Hello once more….this is much sadder than I usually do, I'm sorry, but it popped into my head and would not go away…enjoy!

Mama's city is always busy. All you have to do is walk with her.

Every time, we see Mr. Forster watering his flowers. Did you know he has the most beautiful roses in the city? My mama knows. She knows everything. Miss Applley sits on her porch, rocking back and forth, back and forth. If you go up and sit with her, she'll give you cookies and lemonade. She makes warm cinnamon cookies every Tuesday because she knows that's my day to visit my mama.  Cinnamon cookies go perfectly with a tall glass of tart lemonade and a twirly straw. If you sit quiet as a mouse, Miss Applley will tell you all about her growing up days. She talks about the boys she liked and the parties she went to, about the time she snuck out of her house to save a "dear little kitty" and got caught by her daddy. She says he thrashed her so bad, she couldn't sit down for a whole month! I always look at mama, and she smiles at me. I know my mama would never hurt me like that. I love my mama.

We finish our cookies and tell Miss Applley we love them. Then she takes me inside and gives me a little piece of chocolate. "Our little secret," she tells me, but I know mama told her how much I love chocolate. I love it almost as much as I love mama.

We wave goodbye, my mama and me, and thank Miss Applley for the snack. Then we keep walking, hand in hand. Our next stop is the store where Mr. Ulmer works. We walk in and Mr. Ulmer smiles down at me. He calls me the "little shopper" because I'm such a big help to mama. While mama talks I look around the store. Mr. Ulmer always lets me explore because he knows I won't mess anything up. Not with my mama there. I wander from the left corner to the right, looking at all the neat stuff. I stare at the dolls made of china, sniff the sharp spices and try to imagine where the came from, but all I can see in my head is mama's city. Mr. Ulmer once told me that all the spices come from way off countries like India, where there's tigers and elephants and a big white castle! I want to go there someday.

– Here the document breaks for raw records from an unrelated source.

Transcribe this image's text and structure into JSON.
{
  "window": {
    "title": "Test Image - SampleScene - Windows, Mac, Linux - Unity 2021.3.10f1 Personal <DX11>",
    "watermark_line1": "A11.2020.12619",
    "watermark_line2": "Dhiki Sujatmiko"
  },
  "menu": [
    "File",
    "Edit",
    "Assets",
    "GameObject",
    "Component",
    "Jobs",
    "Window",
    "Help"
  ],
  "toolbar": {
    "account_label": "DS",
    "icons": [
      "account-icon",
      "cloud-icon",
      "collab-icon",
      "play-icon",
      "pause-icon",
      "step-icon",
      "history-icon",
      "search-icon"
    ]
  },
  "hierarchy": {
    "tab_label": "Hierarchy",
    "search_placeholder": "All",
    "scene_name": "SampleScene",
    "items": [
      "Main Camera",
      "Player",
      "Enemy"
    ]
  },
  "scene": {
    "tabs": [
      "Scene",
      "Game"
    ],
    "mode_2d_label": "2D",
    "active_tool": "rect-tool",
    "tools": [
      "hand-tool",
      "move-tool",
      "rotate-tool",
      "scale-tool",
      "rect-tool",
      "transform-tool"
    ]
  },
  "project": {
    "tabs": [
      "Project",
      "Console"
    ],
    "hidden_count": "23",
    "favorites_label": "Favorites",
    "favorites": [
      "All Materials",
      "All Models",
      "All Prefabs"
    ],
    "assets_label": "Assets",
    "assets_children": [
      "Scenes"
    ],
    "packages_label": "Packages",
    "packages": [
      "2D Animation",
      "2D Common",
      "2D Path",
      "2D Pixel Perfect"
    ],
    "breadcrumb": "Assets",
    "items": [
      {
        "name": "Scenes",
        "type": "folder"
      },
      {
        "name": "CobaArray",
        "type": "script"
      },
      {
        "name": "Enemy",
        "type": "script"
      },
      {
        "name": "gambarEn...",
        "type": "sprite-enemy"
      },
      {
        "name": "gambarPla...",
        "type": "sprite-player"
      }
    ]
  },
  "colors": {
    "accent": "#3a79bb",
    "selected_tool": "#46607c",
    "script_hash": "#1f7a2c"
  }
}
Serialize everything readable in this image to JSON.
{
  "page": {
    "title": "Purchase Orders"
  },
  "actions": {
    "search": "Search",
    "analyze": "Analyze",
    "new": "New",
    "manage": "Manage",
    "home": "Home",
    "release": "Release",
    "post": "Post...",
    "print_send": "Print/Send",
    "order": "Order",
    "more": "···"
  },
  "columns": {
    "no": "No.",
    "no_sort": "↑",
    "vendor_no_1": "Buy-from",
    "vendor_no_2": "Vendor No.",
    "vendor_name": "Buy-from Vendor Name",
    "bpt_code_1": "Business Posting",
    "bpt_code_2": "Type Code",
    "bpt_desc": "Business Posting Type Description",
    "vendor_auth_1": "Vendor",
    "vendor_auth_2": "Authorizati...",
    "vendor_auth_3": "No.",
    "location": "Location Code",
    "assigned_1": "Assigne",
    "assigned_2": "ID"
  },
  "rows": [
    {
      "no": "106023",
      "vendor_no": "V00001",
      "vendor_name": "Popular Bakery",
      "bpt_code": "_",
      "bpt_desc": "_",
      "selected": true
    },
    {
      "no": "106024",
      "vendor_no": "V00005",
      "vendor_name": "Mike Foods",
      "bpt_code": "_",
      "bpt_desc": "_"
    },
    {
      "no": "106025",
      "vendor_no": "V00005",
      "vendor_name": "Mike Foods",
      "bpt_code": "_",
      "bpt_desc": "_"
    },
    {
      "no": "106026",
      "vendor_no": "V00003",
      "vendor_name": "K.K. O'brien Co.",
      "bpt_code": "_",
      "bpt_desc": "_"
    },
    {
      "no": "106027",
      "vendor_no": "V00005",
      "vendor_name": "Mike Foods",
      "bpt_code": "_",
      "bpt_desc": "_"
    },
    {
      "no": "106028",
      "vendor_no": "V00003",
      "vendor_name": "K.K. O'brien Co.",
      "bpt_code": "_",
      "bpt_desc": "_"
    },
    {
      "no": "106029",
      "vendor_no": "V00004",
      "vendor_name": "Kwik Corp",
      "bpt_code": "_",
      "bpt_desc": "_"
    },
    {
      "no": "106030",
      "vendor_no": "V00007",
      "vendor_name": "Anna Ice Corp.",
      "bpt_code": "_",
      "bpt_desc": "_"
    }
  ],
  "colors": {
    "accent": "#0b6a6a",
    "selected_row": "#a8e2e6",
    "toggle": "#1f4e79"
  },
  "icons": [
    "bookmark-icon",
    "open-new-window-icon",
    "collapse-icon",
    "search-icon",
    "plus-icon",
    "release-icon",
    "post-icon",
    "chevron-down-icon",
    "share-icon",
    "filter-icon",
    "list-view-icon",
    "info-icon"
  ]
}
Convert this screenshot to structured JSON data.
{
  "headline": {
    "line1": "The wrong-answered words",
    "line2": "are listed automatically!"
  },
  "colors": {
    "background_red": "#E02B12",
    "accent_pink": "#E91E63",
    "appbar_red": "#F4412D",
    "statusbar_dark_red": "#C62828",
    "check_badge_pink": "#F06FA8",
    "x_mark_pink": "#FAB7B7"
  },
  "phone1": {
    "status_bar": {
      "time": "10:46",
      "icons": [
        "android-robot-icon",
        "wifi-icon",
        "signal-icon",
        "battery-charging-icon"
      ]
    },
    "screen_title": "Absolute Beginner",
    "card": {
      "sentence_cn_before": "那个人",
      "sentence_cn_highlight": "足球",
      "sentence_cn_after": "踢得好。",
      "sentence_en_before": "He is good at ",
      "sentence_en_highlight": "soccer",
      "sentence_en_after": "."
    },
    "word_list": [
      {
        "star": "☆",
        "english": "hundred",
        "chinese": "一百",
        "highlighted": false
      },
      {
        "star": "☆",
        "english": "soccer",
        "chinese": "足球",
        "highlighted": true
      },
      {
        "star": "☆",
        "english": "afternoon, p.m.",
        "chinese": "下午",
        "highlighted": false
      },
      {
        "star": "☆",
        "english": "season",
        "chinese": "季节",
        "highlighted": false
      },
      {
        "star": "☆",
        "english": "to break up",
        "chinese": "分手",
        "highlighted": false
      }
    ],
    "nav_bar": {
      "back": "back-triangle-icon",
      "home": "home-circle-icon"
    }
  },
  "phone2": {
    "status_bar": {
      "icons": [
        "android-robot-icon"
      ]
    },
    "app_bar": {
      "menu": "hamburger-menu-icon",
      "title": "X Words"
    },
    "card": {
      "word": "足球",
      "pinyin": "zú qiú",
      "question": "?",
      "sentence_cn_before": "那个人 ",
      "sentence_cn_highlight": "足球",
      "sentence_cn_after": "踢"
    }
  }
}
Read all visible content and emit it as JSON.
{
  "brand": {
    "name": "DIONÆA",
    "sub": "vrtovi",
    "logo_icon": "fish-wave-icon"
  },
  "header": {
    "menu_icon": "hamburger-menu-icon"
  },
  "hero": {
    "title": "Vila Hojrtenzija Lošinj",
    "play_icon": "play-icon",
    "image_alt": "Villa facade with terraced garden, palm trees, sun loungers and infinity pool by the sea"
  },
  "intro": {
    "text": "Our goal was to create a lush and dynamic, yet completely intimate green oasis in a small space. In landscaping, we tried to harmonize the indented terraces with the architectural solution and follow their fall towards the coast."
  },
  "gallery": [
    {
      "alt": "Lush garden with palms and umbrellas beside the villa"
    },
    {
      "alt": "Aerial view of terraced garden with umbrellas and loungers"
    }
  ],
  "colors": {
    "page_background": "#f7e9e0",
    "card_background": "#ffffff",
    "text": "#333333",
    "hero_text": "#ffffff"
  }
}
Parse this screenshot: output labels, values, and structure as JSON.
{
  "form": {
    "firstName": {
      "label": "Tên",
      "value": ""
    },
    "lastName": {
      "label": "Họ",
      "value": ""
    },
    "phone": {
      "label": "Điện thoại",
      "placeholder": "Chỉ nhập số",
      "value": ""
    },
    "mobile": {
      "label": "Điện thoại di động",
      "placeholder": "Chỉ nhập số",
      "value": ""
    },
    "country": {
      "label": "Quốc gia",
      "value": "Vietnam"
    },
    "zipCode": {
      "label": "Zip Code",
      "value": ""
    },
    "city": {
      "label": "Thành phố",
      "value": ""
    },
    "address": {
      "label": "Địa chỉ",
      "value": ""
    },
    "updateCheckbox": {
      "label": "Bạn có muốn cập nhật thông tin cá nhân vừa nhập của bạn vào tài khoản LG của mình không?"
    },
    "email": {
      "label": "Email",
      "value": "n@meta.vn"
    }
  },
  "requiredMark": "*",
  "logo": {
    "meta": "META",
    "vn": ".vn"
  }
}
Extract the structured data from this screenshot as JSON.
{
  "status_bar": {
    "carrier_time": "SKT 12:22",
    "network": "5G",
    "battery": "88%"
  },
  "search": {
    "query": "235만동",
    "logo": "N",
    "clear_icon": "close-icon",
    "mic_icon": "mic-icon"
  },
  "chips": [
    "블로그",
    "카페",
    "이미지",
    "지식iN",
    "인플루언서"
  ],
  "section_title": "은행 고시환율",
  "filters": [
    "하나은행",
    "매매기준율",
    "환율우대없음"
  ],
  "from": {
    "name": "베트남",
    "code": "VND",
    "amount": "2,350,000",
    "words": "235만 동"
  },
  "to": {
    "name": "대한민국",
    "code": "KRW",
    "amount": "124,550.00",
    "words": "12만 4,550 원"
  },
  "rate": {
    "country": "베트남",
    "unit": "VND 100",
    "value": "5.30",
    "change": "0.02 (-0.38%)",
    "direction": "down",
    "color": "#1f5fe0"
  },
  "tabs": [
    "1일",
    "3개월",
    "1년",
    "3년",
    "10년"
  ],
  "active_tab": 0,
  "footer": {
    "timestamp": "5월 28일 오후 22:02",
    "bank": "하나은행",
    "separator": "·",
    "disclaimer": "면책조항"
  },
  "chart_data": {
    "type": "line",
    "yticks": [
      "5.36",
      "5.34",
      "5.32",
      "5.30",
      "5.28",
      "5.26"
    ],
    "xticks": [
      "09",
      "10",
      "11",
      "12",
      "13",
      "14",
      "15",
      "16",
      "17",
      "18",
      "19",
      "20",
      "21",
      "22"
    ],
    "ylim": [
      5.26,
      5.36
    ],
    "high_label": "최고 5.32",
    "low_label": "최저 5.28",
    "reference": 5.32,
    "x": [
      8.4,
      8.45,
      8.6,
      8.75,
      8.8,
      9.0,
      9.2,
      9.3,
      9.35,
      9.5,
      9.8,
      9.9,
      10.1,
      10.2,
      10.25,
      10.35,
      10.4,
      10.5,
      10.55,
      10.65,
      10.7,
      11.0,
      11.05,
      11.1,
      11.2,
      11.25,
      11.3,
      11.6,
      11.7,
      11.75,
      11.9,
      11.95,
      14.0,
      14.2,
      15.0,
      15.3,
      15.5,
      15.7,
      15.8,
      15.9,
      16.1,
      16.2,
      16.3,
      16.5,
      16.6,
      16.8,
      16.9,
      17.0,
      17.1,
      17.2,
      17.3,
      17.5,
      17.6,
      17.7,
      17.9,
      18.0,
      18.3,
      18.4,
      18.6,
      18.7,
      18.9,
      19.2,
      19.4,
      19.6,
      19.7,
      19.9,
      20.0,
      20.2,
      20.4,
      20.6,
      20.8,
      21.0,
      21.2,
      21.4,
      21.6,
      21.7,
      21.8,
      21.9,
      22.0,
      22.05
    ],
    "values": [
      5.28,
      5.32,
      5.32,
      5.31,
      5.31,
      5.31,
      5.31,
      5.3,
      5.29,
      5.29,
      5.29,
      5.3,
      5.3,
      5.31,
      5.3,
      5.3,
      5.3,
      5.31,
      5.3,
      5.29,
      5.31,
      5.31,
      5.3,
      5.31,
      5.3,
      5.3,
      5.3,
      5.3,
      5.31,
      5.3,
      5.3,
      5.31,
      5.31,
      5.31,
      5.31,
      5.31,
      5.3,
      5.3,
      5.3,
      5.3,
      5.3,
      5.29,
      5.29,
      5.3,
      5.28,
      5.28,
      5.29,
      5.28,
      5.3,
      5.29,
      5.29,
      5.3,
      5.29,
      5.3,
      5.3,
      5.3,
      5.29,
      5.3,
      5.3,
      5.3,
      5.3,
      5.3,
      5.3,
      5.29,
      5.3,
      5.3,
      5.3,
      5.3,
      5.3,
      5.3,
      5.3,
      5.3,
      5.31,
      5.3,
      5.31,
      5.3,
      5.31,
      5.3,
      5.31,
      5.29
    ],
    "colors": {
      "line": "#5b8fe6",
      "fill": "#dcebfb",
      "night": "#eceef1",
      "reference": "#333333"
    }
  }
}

Mama's done now and Mr. Ulmer hands me a bag of toffee for being "such a good helper." I share my sweet with mama because I know it's her favorite. When we leave I beg mama to take me to the park. We walk across the street, looking both right and left, and as soon as we step on the grass I take off my shoes. I like to wiggle my toes in the green, green grass. Mama laughs and soon her shoes are off too. We go down deep into the park and splash our bare feet in the cool lake water and watch the motorboats putter back and forth, back and forth. I tell my mama that I want to be a boat driver some day and she hugs me. She says I can be whatever I want. My mama knows everything. After we do that we go to the swings—my favorite part of the park—and play for a bit, seeing who can swing higher. Mama always lets me win, but I don't mind. I like to win.

When we get tired of the swings mama says its time to go home. Sadly I put on my shoes and she helps me tie them; then we go on home, hand in hand. As we turn on our street, the ice cream truck goes vrooooom around the corner. I look at mama, who knows just what to do. She gets two cones: chocolate for me, strawberry for her. The ice cream man tips his hat to mama and me, and I smile at him. He knows how special my mama is. Together we walk home, hand in hand, just mama and me.

"Time to clean up!"

Carefully, I clean up my blocks and put them away. Teacher always says I'm one of the best kids because I always clean up. I tell her that mama told me I needed to clean up my messes. Then I make sure to put my dolls in my cubby and assure them that I will return, just like mama did. But mama didn't keep her promise. I don't understand.

"Hanna, your father's here!"

I run up to Daddy, show him my pictures and tell him all about the fun things I did with mama. He smiles at me, that sad smile that I don't understand. He only smiles like that when I talk about mama.

"Let's go to the cemetery. We can see your mama there and you can tell her all about it."

But Daddy doesn't understand that I don't have to tell her anything. My mama knows everything.

Together we walk out, hand in hand, on our way to visit my mama. It's Tuesday, after all.